[YOUR OBJECTIVE]:
Every line below that carries the word "messages" needs to be copied.

(Data about app and page elements)
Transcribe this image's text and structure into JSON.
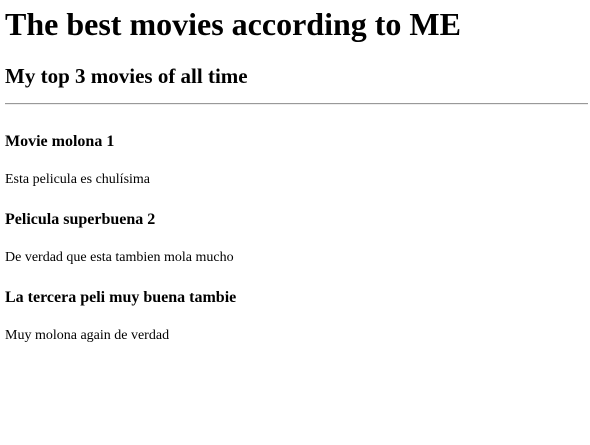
{
  "title": "The best movies according to ME",
  "subtitle": "My top 3 movies of all time",
  "movies": [
    {
      "title": "Movie molona 1",
      "description": "Esta pelicula es chulísima"
    },
    {
      "title": "Pelicula superbuena 2",
      "description": "De verdad que esta tambien mola mucho"
    },
    {
      "title": "La tercera peli muy buena tambie",
      "description": "Muy molona again de verdad"
    }
  ]
}
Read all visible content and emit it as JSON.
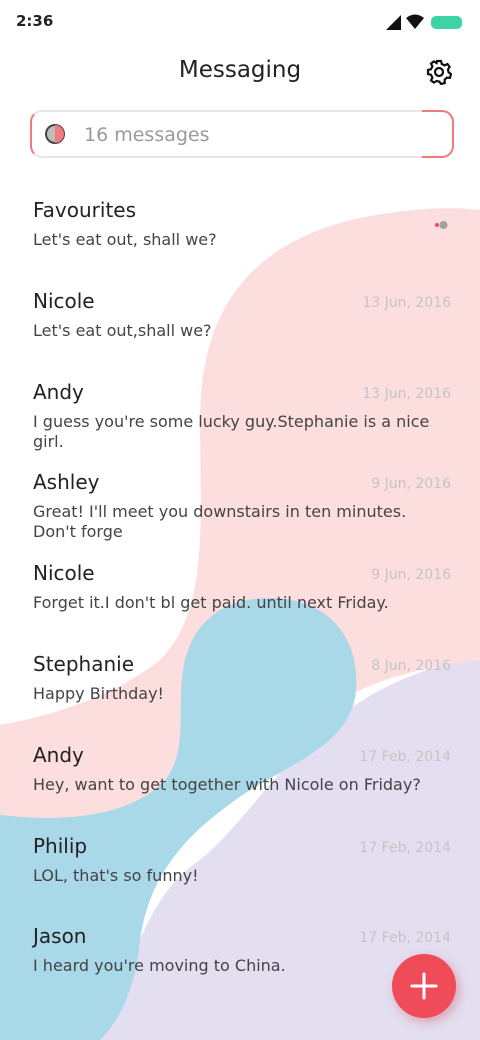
{
  "status_bar": {
    "time": "2:36",
    "icons": [
      "signal-icon",
      "wifi-icon",
      "battery-icon"
    ],
    "battery_color": "#3dd3a4"
  },
  "header": {
    "title": "Messaging",
    "settings_icon": "gear-icon"
  },
  "search": {
    "placeholder": "16 messages",
    "icon": "search-icon",
    "accent": "#f07a80"
  },
  "messages": [
    {
      "name": "Favourites",
      "date": "",
      "preview": "Let's eat out, shall we?",
      "unread": true
    },
    {
      "name": "Nicole",
      "date": "13 Jun, 2016",
      "preview": "Let's eat out,shall we?"
    },
    {
      "name": "Andy",
      "date": "13 Jun, 2016",
      "preview": "I guess you're some lucky guy.Stephanie is a nice girl."
    },
    {
      "name": "Ashley",
      "date": "9 Jun, 2016",
      "preview": "Great! I'll meet you downstairs in ten minutes. Don't forge"
    },
    {
      "name": "Nicole",
      "date": "9 Jun, 2016",
      "preview": "Forget it.I don't bl get paid. until next Friday."
    },
    {
      "name": "Stephanie",
      "date": "8 Jun, 2016",
      "preview": "Happy Birthday!"
    },
    {
      "name": "Andy",
      "date": "17 Feb, 2014",
      "preview": "Hey, want to get together with Nicole on Friday?"
    },
    {
      "name": "Philip",
      "date": "17 Feb, 2014",
      "preview": "LOL, that's so funny!"
    },
    {
      "name": "Jason",
      "date": "17 Feb, 2014",
      "preview": "I heard you're moving to China."
    }
  ],
  "fab": {
    "icon": "plus-icon",
    "color": "#ef4b58"
  },
  "colors": {
    "pink": "#fcdede",
    "blue": "#a9d8e8",
    "lavender": "#e3dff0"
  }
}
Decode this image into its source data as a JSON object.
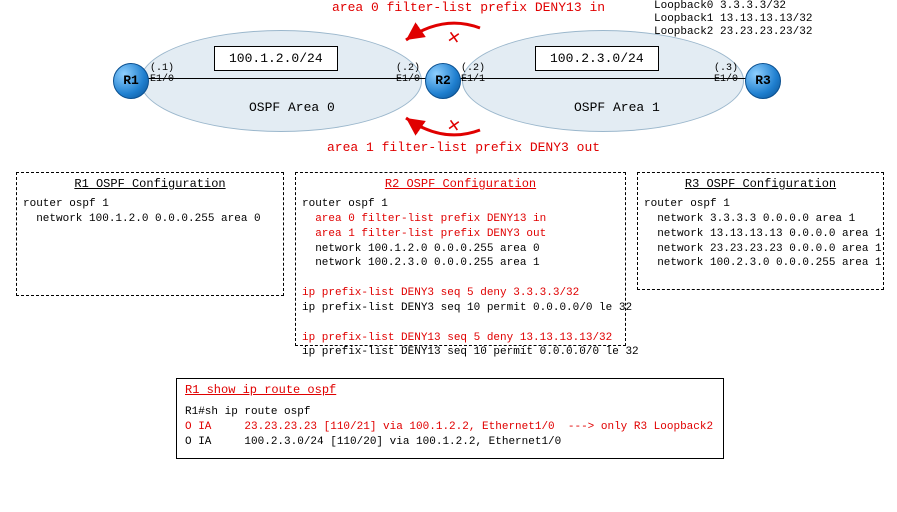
{
  "diagram": {
    "filter_in_label": "area 0 filter-list prefix DENY13 in",
    "filter_out_label": "area 1 filter-list prefix DENY3 out",
    "loopbacks_text": "Loopback0 3.3.3.3/32\nLoopback1 13.13.13.13/32\nLoopback2 23.23.23.23/32",
    "area0": {
      "net": "100.1.2.0/24",
      "label": "OSPF Area 0"
    },
    "area1": {
      "net": "100.2.3.0/24",
      "label": "OSPF Area 1"
    },
    "r1": {
      "name": "R1",
      "if_right": "(.1)\nE1/0"
    },
    "r2": {
      "name": "R2",
      "if_left": "(.2)\nE1/0",
      "if_right": "(.2)\nE1/1"
    },
    "r3": {
      "name": "R3",
      "if_left": "(.3)\nE1/0"
    }
  },
  "cfg": {
    "r1": {
      "title": "R1 OSPF Configuration",
      "lines": [
        {
          "t": "router ospf 1",
          "r": false
        },
        {
          "t": "  network 100.1.2.0 0.0.0.255 area 0",
          "r": false
        }
      ]
    },
    "r2": {
      "title": "R2 OSPF Configuration",
      "lines": [
        {
          "t": "router ospf 1",
          "r": false
        },
        {
          "t": "  area 0 filter-list prefix DENY13 in",
          "r": true
        },
        {
          "t": "  area 1 filter-list prefix DENY3 out",
          "r": true
        },
        {
          "t": "  network 100.1.2.0 0.0.0.255 area 0",
          "r": false
        },
        {
          "t": "  network 100.2.3.0 0.0.0.255 area 1",
          "r": false
        },
        {
          "t": "",
          "r": false
        },
        {
          "t": "ip prefix-list DENY3 seq 5 deny 3.3.3.3/32",
          "r": true
        },
        {
          "t": "ip prefix-list DENY3 seq 10 permit 0.0.0.0/0 le 32",
          "r": false
        },
        {
          "t": "",
          "r": false
        },
        {
          "t": "ip prefix-list DENY13 seq 5 deny 13.13.13.13/32",
          "r": true
        },
        {
          "t": "ip prefix-list DENY13 seq 10 permit 0.0.0.0/0 le 32",
          "r": false
        }
      ]
    },
    "r3": {
      "title": "R3 OSPF Configuration",
      "lines": [
        {
          "t": "router ospf 1",
          "r": false
        },
        {
          "t": "  network 3.3.3.3 0.0.0.0 area 1",
          "r": false
        },
        {
          "t": "  network 13.13.13.13 0.0.0.0 area 1",
          "r": false
        },
        {
          "t": "  network 23.23.23.23 0.0.0.0 area 1",
          "r": false
        },
        {
          "t": "  network 100.2.3.0 0.0.0.255 area 1",
          "r": false
        }
      ]
    }
  },
  "route": {
    "title": "R1 show ip route ospf",
    "lines": [
      {
        "t": "R1#sh ip route ospf",
        "r": false
      },
      {
        "t": "O IA     23.23.23.23 [110/21] via 100.1.2.2, Ethernet1/0  ---> only R3 Loopback2",
        "r": true
      },
      {
        "t": "O IA     100.2.3.0/24 [110/20] via 100.1.2.2, Ethernet1/0",
        "r": false
      }
    ]
  }
}
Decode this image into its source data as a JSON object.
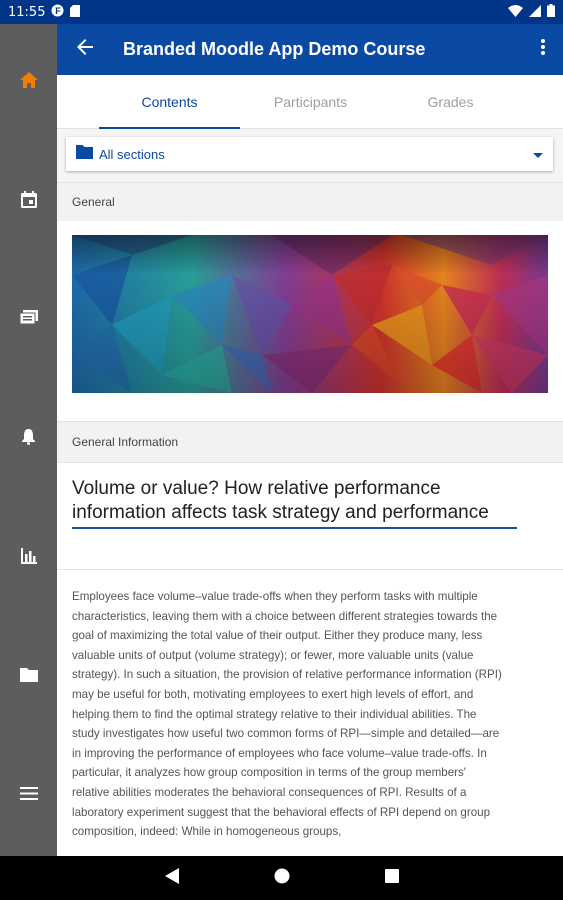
{
  "status_bar": {
    "time": "11:55",
    "left_icons": [
      "f-app-icon",
      "sim-card-icon"
    ],
    "right_icons": [
      "wifi-icon",
      "signal-icon",
      "battery-icon"
    ]
  },
  "sidebar": {
    "items": [
      {
        "name": "home",
        "icon": "home-icon",
        "active": true
      },
      {
        "name": "calendar",
        "icon": "calendar-icon",
        "active": false
      },
      {
        "name": "messages",
        "icon": "messages-icon",
        "active": false
      },
      {
        "name": "notifications",
        "icon": "bell-icon",
        "active": false
      },
      {
        "name": "grades",
        "icon": "bar-chart-icon",
        "active": false
      },
      {
        "name": "files",
        "icon": "folder-icon",
        "active": false
      },
      {
        "name": "menu",
        "icon": "hamburger-menu-icon",
        "active": false
      }
    ]
  },
  "app_bar": {
    "title": "Branded Moodle App Demo Course",
    "back_icon": "arrow-back-icon",
    "more_icon": "more-vert-icon"
  },
  "tabs": [
    {
      "label": "Contents",
      "active": true
    },
    {
      "label": "Participants",
      "active": false
    },
    {
      "label": "Grades",
      "active": false
    }
  ],
  "section_selector": {
    "label": "All sections",
    "icon": "folder-icon"
  },
  "sections": {
    "general": "General",
    "general_information": "General Information"
  },
  "article": {
    "title": "Volume or value? How relative performance information affects task strategy and performance",
    "body": "Employees face volume–value trade-offs when they perform tasks with multiple characteristics, leaving them with a choice between different strategies towards the goal of maximizing the total value of their output. Either they produce many, less valuable units of output (volume strategy); or fewer, more valuable units (value strategy). In such a situation, the provision of relative performance information (RPI) may be useful for both, motivating employees to exert high levels of effort, and helping them to find the optimal strategy relative to their individual abilities. The study investigates how useful two common forms of RPI—simple and detailed—are in improving the performance of employees who face volume–value trade-offs. In particular, it analyzes how group composition in terms of the group members' relative abilities moderates the behavioral consequences of RPI. Results of a laboratory experiment suggest that the behavioral effects of RPI depend on group composition, indeed: While in homogeneous groups,"
  },
  "colors": {
    "status_bar": "#00358a",
    "app_bar": "#0b4aa3",
    "accent": "#0b4aa3",
    "sidebar": "#5d5d5d",
    "home_active": "#f57c00"
  },
  "nav_bar": {
    "icons": [
      "back-triangle-icon",
      "home-circle-icon",
      "recents-square-icon"
    ]
  }
}
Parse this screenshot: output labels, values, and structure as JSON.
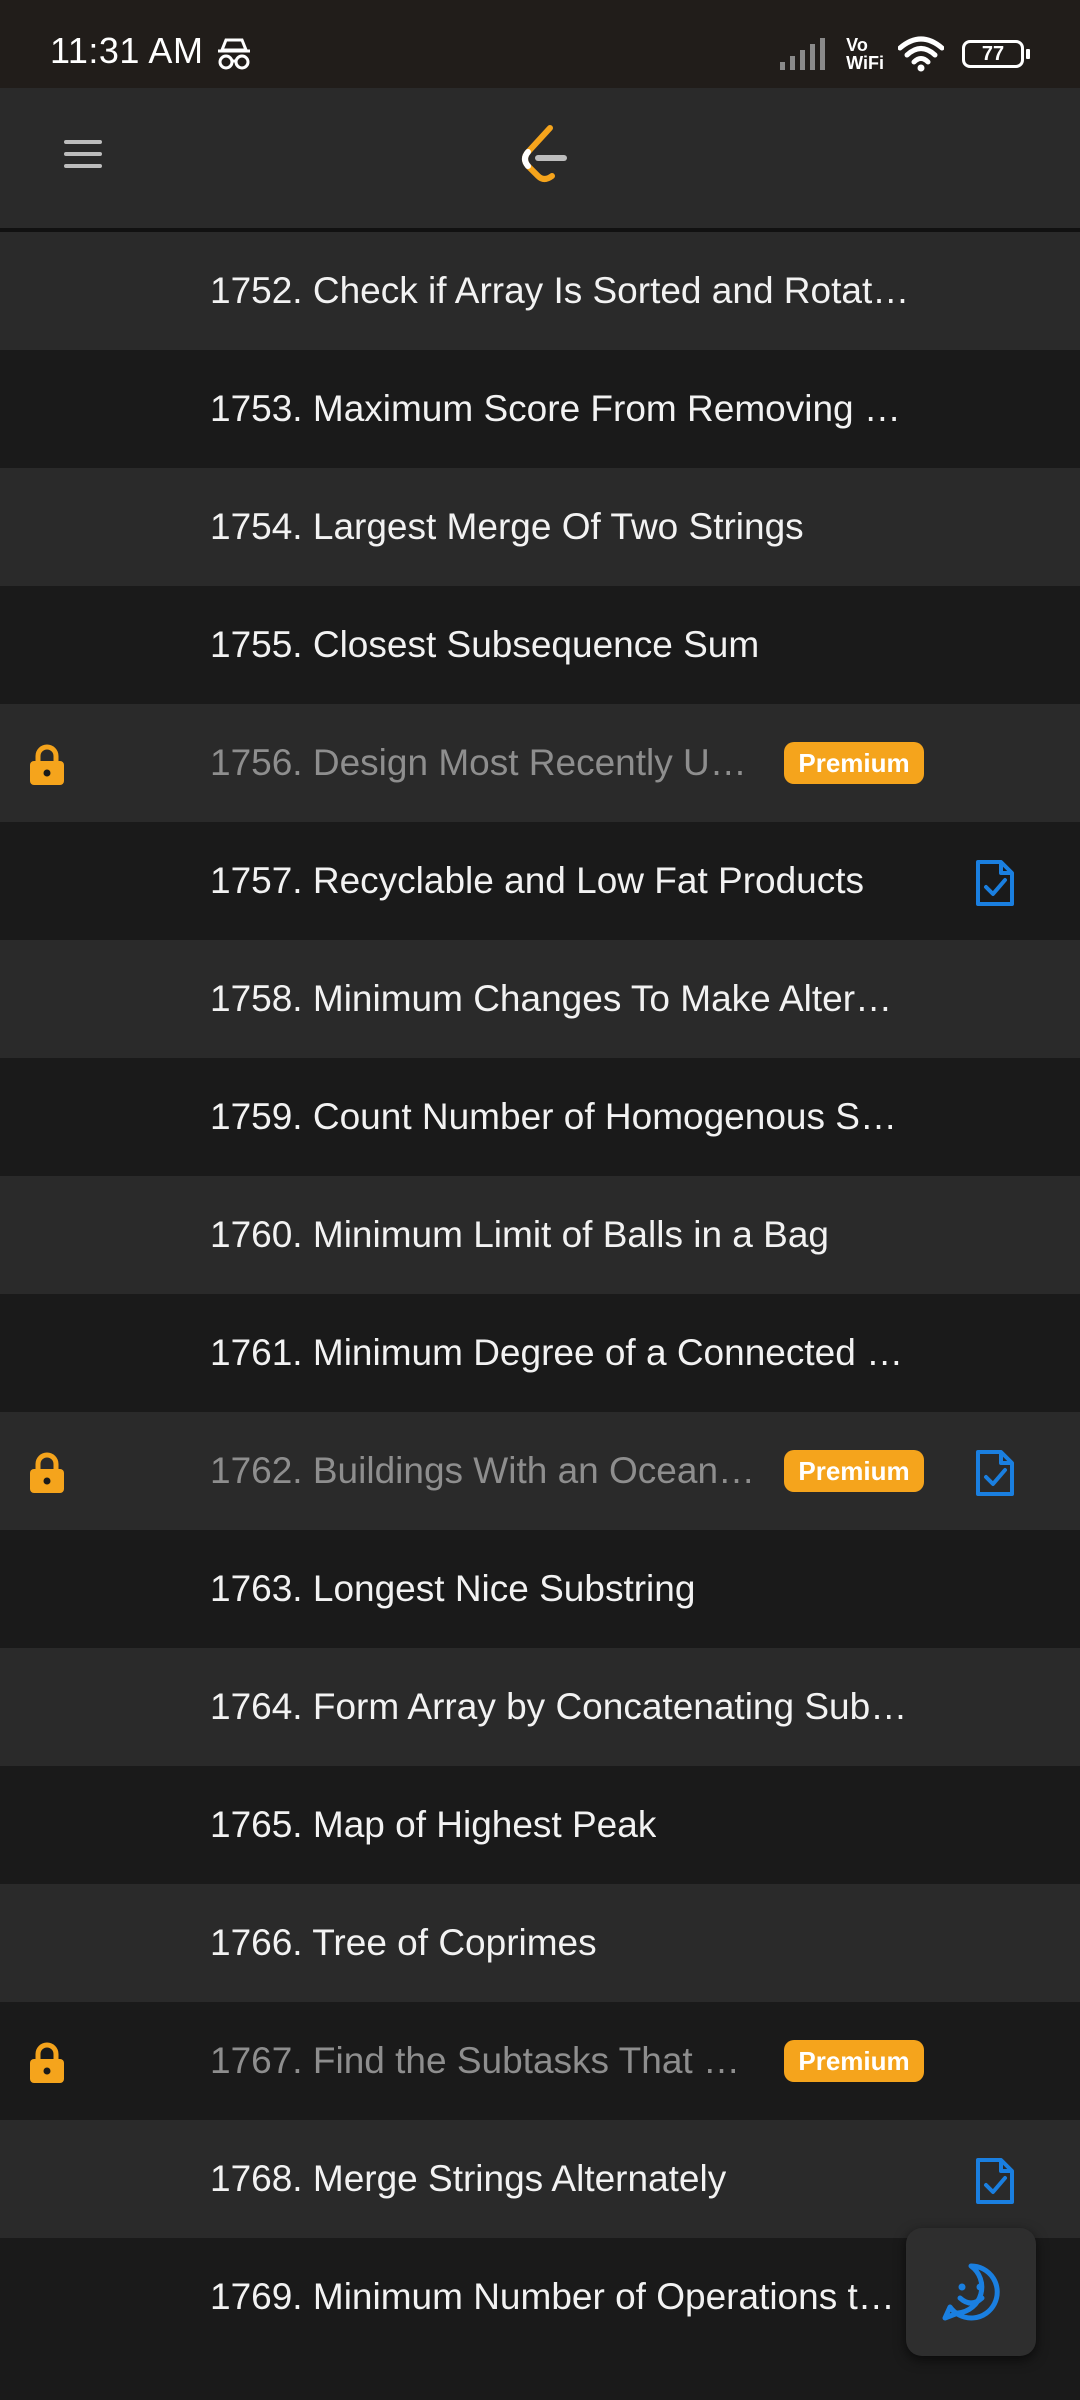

[FINISHED EXERCISE]:
    "placeholder": "16 messages",
  "messages": [
        "name": "messages",
        "icon": "messages-icon",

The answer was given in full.